REQUIRED WORK »
Among the entries that follow, find every line with the word "USDT" and copy it.

Excerpts from an interface dataset »
◆ ◆ ◆ ◆ ◆
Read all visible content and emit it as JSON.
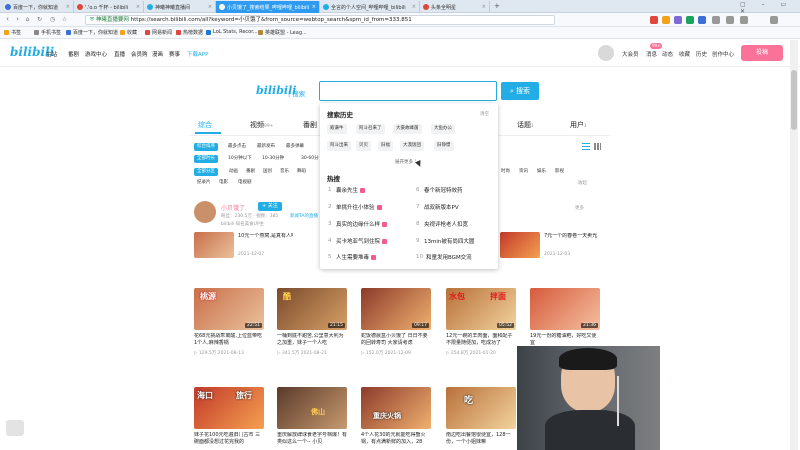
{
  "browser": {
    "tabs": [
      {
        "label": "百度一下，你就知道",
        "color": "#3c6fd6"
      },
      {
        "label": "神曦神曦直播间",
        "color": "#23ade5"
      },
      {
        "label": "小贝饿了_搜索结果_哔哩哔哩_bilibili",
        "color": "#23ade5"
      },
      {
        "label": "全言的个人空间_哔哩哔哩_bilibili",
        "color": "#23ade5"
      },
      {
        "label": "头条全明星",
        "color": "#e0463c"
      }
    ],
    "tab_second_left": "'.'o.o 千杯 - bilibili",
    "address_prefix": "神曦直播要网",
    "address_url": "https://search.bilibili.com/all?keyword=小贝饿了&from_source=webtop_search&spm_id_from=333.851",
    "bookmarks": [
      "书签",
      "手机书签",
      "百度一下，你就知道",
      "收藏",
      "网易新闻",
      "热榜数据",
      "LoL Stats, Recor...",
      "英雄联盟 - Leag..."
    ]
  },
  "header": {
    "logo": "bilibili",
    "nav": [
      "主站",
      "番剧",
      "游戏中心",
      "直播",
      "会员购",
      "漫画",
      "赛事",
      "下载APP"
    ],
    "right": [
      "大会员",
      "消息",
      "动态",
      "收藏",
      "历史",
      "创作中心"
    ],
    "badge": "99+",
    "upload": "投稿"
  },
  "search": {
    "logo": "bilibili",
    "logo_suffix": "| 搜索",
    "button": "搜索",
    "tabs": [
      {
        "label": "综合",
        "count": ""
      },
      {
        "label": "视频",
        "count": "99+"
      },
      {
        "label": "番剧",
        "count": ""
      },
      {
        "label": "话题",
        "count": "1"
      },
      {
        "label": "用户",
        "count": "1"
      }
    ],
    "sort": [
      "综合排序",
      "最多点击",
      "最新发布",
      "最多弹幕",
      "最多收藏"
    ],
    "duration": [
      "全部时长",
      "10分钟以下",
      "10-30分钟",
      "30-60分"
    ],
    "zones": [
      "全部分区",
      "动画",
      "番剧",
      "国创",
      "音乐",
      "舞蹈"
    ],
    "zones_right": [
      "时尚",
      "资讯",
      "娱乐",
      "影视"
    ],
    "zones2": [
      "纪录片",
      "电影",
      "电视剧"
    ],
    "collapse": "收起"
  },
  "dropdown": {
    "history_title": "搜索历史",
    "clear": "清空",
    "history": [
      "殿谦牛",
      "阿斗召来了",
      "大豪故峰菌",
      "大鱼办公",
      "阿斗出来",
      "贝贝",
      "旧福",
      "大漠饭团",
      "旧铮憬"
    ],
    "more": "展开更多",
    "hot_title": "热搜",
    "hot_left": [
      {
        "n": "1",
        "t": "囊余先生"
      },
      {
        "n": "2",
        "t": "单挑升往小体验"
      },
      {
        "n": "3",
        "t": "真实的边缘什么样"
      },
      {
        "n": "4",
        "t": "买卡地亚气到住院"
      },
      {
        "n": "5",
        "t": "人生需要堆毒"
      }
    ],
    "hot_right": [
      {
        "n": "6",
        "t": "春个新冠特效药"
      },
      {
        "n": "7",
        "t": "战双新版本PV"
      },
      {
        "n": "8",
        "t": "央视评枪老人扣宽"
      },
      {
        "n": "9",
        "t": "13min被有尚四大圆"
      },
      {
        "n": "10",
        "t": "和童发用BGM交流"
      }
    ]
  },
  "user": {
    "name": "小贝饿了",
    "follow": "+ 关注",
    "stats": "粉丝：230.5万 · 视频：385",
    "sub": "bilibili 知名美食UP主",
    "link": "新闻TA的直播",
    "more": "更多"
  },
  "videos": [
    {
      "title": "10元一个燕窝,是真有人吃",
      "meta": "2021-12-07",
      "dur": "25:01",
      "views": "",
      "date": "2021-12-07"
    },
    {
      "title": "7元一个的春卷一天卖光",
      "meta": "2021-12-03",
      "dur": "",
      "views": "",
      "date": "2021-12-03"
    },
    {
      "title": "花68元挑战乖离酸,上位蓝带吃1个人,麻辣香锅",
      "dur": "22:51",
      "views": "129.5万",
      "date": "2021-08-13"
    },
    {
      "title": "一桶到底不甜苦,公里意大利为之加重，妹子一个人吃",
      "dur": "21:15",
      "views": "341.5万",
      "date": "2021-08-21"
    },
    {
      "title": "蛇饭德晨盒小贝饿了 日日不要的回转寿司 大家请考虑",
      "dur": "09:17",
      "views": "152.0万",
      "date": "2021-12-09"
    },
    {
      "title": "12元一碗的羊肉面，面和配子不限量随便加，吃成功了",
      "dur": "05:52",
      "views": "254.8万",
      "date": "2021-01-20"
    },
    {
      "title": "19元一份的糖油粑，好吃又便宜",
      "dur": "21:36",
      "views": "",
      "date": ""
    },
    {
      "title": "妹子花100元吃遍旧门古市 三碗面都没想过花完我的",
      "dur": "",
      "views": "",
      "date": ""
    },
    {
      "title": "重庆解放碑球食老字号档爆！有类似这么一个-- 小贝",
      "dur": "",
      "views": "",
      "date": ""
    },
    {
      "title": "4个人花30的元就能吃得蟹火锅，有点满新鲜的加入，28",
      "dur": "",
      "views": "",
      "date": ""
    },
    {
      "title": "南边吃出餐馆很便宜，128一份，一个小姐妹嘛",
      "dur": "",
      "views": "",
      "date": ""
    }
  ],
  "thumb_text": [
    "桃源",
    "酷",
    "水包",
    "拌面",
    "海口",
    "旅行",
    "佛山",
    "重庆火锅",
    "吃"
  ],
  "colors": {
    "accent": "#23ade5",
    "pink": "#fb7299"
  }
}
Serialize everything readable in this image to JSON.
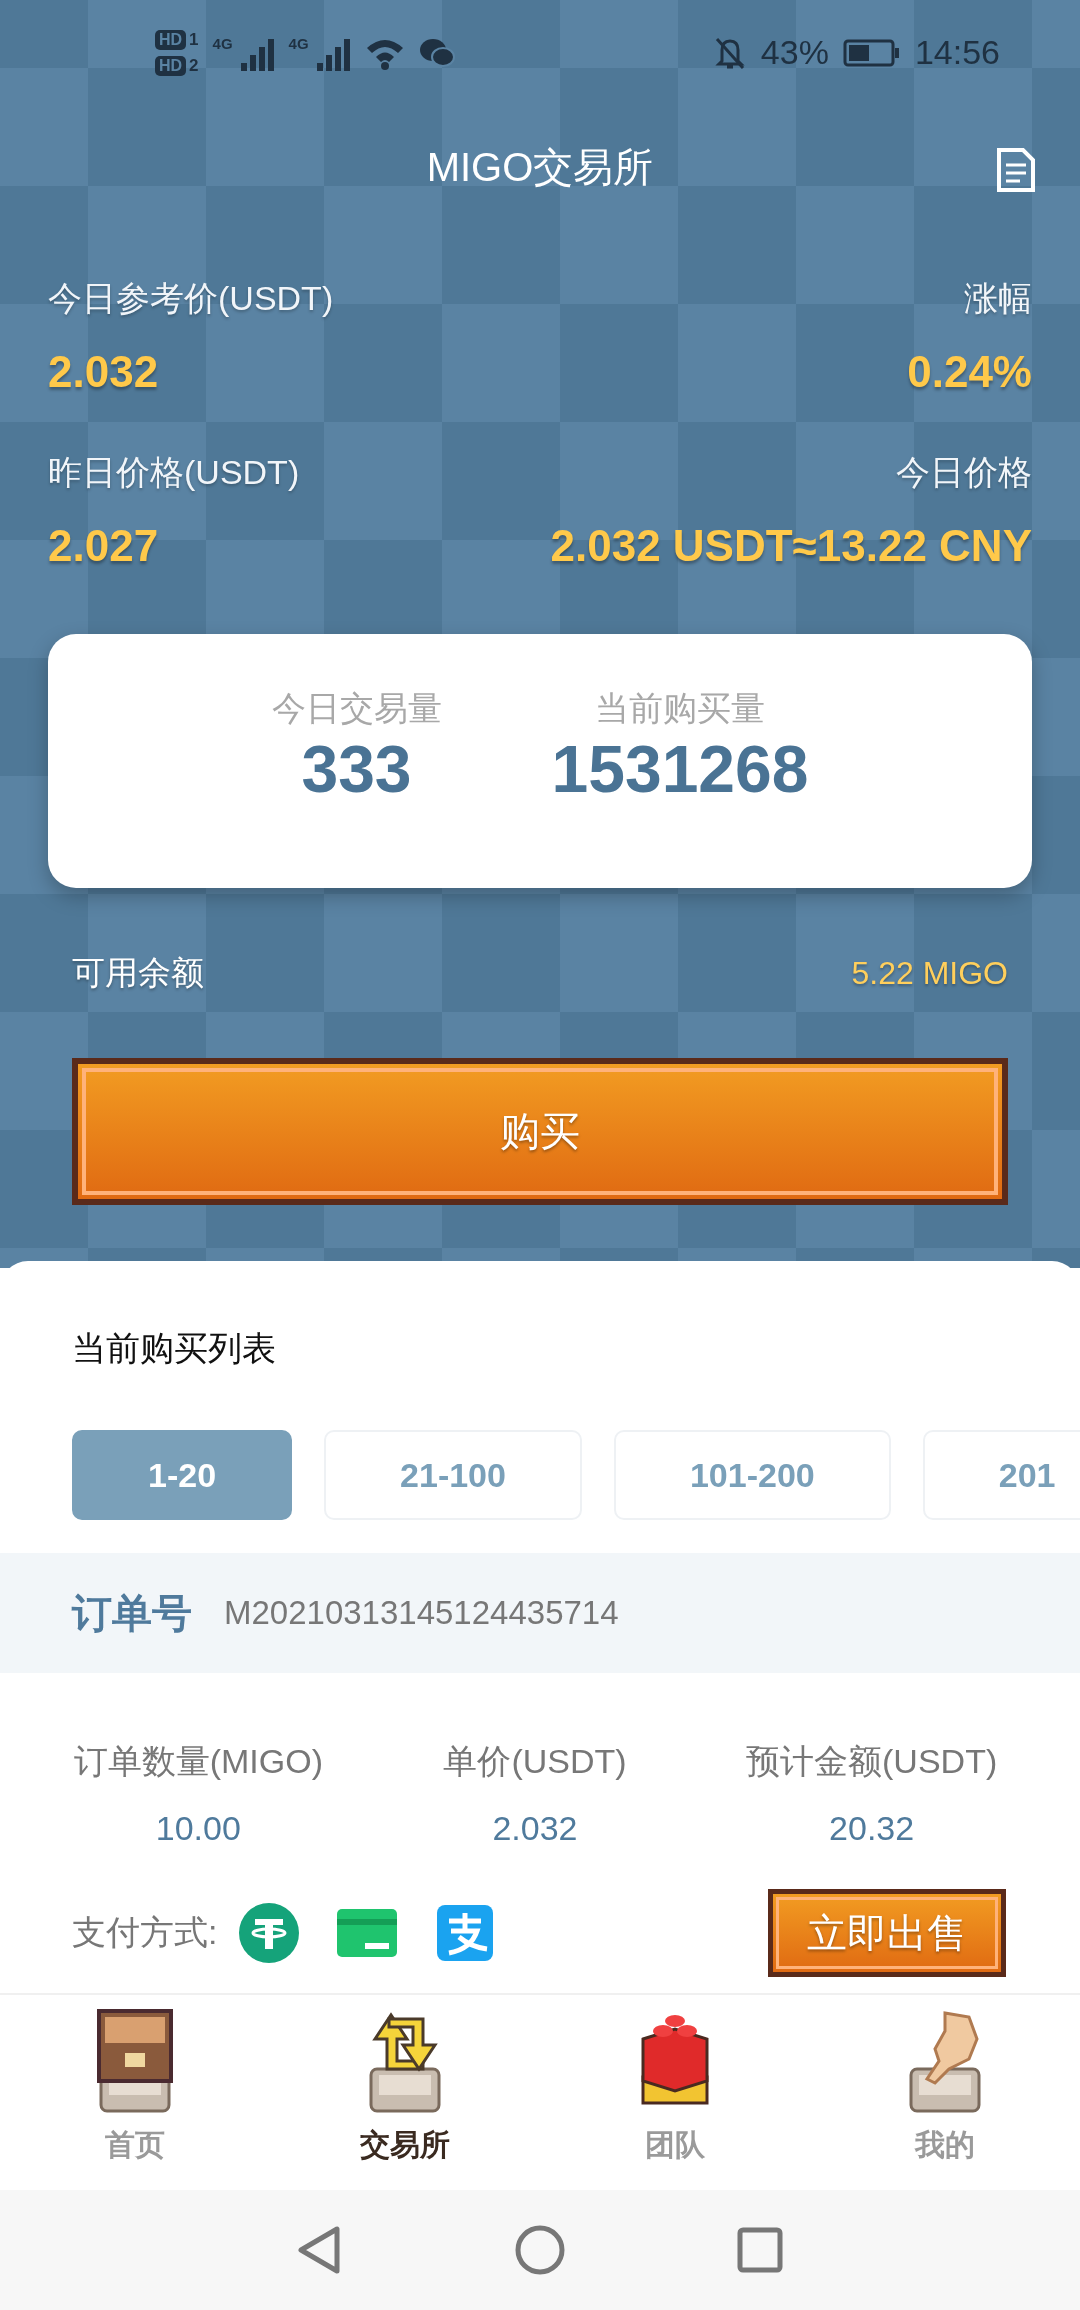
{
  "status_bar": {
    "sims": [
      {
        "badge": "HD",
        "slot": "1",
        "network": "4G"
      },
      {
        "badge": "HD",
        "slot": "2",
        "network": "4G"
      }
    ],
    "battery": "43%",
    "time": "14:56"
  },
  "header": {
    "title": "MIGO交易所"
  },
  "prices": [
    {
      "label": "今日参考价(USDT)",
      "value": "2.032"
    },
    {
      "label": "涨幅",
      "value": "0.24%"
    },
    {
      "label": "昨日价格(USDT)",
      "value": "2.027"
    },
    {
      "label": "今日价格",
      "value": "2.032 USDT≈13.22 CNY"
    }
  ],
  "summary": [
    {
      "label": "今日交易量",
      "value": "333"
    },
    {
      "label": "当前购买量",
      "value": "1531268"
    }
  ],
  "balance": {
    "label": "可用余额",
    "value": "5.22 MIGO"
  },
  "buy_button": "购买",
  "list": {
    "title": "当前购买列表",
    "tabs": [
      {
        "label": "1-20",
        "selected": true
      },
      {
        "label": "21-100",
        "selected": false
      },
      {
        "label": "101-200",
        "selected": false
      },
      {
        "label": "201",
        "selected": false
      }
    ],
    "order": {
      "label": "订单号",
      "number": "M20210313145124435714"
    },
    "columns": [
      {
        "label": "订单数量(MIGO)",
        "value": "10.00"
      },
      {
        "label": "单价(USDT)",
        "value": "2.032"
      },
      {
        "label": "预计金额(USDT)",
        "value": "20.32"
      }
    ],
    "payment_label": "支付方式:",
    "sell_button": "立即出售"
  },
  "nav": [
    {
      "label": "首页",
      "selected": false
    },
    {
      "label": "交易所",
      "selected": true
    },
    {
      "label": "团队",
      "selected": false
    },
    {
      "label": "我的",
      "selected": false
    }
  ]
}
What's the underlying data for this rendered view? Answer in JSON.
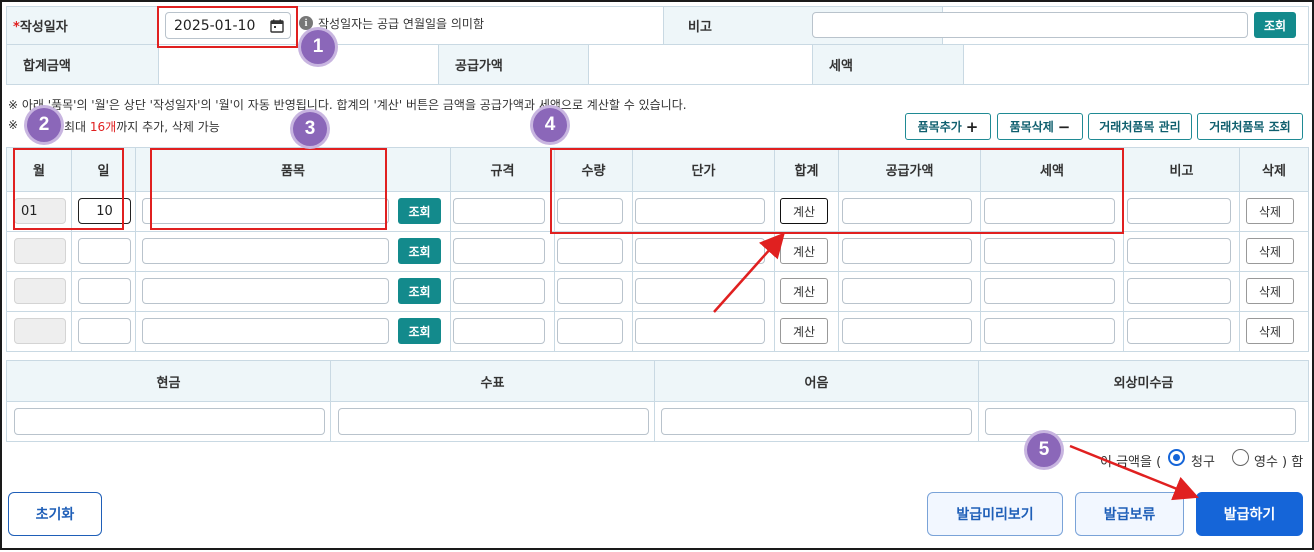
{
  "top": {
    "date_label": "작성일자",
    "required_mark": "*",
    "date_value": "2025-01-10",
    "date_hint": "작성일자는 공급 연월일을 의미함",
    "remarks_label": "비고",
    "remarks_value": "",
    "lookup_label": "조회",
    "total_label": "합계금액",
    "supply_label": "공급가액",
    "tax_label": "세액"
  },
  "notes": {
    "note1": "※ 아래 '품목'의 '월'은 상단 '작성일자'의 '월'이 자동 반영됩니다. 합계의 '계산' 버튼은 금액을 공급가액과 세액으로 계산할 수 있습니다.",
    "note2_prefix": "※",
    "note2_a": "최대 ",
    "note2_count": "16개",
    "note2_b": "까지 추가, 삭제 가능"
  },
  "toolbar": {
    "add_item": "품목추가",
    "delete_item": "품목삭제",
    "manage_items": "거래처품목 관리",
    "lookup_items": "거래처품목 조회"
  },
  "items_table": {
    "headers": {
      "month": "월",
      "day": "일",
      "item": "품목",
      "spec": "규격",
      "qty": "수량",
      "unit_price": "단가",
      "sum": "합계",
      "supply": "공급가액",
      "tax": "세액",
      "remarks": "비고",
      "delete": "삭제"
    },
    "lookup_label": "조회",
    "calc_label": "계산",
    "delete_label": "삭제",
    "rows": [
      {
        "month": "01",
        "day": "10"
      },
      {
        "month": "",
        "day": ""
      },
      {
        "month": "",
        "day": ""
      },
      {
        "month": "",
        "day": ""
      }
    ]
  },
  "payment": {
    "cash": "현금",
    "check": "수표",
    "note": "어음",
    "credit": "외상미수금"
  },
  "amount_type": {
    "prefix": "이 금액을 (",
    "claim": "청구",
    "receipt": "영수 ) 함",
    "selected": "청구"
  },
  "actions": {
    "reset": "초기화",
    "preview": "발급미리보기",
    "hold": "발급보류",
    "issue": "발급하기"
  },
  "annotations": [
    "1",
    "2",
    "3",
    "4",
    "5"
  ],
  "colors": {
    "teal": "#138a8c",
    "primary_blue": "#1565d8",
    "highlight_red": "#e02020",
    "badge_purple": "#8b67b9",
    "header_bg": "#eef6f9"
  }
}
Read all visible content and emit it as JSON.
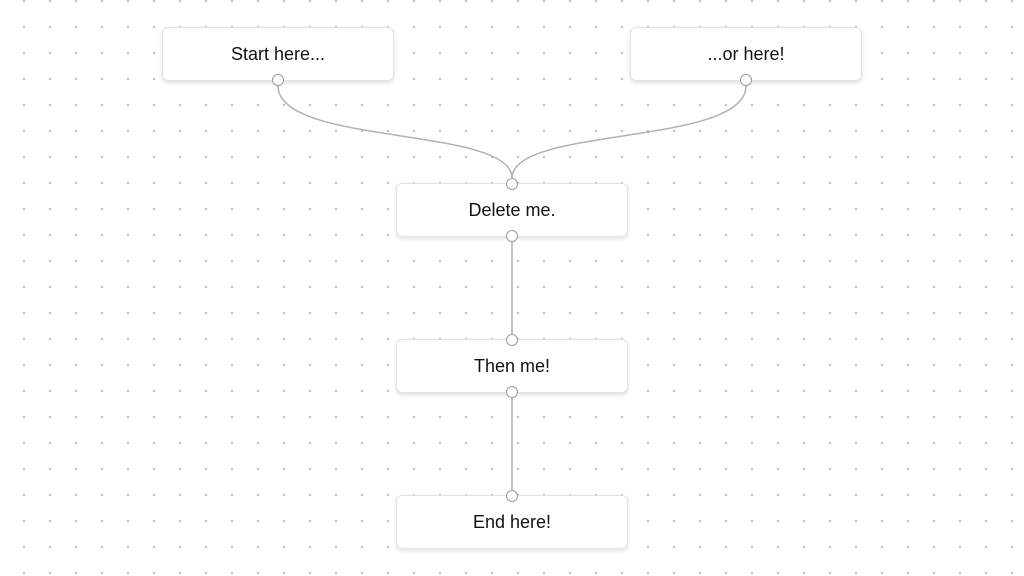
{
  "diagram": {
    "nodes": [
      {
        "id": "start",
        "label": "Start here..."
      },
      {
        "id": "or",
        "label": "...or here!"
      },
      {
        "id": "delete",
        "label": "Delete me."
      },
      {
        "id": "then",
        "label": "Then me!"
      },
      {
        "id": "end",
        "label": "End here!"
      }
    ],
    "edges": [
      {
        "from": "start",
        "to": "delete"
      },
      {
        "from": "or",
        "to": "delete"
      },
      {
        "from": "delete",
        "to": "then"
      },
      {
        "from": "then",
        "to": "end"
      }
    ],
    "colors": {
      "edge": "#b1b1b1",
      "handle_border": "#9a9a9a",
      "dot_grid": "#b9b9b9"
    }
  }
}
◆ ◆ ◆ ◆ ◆
SOLUTION FOR THIS PROBLEM »
      "label": "今日参考价(USDT)",
      "label": "昨日价格(USDT)",
      "value": "2.032 USDT≈13.22 CNY"
        "label": "单价(USDT)",
        "label": "预计金额(USDT)",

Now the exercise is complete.